A slogan on the wall reads ‘There are no rioters, only a tyrannical regime.’ Photo: Todd R. Darling.

Those young men and women’s lives have forever changed. Whether we are closer to achieving those goals they gave up their future for are up for speculation. The unfortunate truth is we don’t know. Jail terms have always been part of civil resistance but to vastly different outcomes. Nobel Peace Prize winner Nelson Mandela suffered 27 years in jail and after the apartheid regime fell became the president of South Africa. Chinese laureate, Liu Xiaobo, was incarcerated for over a decade and died in custody.

What will happen to those young people is heartbreaking. We can only be vigilant that their trials will be held within a fair and independent judiciary, not influenced by political pressure.

That during their time served, they will be free from mental or physical torture which is sanctioned in China, but not Hong Kong. The only way to make sure this does not happen to them is exactly what they have been fighting for; in fact, what every single peaceful protester has been asking for as well.
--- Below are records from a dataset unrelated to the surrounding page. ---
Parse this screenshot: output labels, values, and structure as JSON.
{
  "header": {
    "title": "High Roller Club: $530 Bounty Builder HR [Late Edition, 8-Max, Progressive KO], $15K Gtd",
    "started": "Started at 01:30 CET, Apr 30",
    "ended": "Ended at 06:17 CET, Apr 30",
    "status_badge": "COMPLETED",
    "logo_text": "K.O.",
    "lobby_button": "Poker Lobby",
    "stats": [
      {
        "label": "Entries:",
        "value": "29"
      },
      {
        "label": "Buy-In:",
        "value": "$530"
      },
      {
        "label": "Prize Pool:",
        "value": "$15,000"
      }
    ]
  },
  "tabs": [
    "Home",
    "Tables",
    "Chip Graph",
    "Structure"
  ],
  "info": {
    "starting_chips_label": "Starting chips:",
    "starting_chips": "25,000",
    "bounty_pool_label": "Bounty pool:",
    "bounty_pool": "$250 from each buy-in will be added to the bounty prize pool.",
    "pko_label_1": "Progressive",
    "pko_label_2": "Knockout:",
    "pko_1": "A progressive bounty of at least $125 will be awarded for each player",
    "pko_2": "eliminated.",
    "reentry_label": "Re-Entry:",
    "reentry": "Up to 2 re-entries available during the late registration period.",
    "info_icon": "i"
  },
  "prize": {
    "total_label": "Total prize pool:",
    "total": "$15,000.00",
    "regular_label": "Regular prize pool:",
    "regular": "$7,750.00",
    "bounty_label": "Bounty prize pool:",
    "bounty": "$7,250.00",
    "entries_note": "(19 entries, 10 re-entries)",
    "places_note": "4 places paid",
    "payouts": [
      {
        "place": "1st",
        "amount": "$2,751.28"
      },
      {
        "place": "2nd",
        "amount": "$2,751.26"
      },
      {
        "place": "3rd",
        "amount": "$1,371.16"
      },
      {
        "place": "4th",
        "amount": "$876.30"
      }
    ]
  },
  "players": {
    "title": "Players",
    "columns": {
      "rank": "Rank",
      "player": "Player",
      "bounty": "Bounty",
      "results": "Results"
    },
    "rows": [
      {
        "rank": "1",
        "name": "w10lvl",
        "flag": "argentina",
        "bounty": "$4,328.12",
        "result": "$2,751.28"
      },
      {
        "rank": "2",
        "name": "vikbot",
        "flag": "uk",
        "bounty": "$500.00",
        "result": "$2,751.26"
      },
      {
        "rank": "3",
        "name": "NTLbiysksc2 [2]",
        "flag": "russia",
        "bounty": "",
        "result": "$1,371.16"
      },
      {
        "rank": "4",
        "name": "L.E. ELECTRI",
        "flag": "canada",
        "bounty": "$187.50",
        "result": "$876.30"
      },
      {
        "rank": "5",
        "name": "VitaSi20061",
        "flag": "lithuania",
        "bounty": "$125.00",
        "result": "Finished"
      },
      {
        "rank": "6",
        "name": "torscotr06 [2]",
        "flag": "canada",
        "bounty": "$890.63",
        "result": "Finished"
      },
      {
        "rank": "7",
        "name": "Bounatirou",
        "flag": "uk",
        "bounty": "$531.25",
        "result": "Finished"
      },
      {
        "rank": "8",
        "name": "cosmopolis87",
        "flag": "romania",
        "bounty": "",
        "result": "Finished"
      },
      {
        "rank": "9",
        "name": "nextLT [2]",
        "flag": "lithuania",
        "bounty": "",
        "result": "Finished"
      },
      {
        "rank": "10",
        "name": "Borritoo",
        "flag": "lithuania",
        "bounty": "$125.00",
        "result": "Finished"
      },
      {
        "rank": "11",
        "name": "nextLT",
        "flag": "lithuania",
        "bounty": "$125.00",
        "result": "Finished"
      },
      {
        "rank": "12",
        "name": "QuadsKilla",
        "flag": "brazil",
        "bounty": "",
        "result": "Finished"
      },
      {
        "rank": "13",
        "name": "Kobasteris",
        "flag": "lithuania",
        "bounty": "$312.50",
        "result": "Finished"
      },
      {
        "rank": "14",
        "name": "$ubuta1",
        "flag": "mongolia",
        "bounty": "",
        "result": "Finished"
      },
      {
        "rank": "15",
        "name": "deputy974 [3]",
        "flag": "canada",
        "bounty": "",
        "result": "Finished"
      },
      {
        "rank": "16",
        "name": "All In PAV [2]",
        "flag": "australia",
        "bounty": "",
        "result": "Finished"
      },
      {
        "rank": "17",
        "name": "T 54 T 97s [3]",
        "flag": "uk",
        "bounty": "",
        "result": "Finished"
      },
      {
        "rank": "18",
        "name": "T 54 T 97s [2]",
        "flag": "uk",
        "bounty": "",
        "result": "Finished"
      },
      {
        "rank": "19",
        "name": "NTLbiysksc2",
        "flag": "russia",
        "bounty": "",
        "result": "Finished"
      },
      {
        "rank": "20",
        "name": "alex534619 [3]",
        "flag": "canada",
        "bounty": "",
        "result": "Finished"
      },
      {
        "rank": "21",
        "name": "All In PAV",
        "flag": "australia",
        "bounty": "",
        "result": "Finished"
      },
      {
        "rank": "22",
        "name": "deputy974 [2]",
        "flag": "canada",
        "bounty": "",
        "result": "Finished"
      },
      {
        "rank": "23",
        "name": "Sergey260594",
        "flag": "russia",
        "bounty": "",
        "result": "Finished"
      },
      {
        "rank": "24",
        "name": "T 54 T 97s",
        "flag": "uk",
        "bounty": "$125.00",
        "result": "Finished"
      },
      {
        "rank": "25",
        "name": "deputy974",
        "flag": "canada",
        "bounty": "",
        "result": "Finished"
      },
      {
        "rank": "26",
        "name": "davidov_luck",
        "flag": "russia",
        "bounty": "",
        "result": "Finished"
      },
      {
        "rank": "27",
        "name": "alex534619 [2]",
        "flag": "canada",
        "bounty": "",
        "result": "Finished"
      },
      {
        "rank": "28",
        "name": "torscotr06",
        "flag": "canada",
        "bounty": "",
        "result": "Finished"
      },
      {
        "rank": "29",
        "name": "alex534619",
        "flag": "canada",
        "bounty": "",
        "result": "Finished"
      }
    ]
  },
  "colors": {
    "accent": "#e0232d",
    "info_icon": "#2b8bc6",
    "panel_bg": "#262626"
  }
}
Which is, they will not be extradited.

Yan Sham-Shackleton has written for SCMP, BC Magazine, HK Magazine, PopMatters, and Her previous blog, Glutter, was nominated for a free speech award by Reporters Without Borders for her writings regarding democracy in Hong Kong and China. Some of her art, theatre and written works are archived in NYU Library’s Riot Grrrls Collection and Glasgow Women’s Library. Her fiction has appeared in journals around the world. She is nearly finished with her novel set during the 1997 handover of Hong Kong.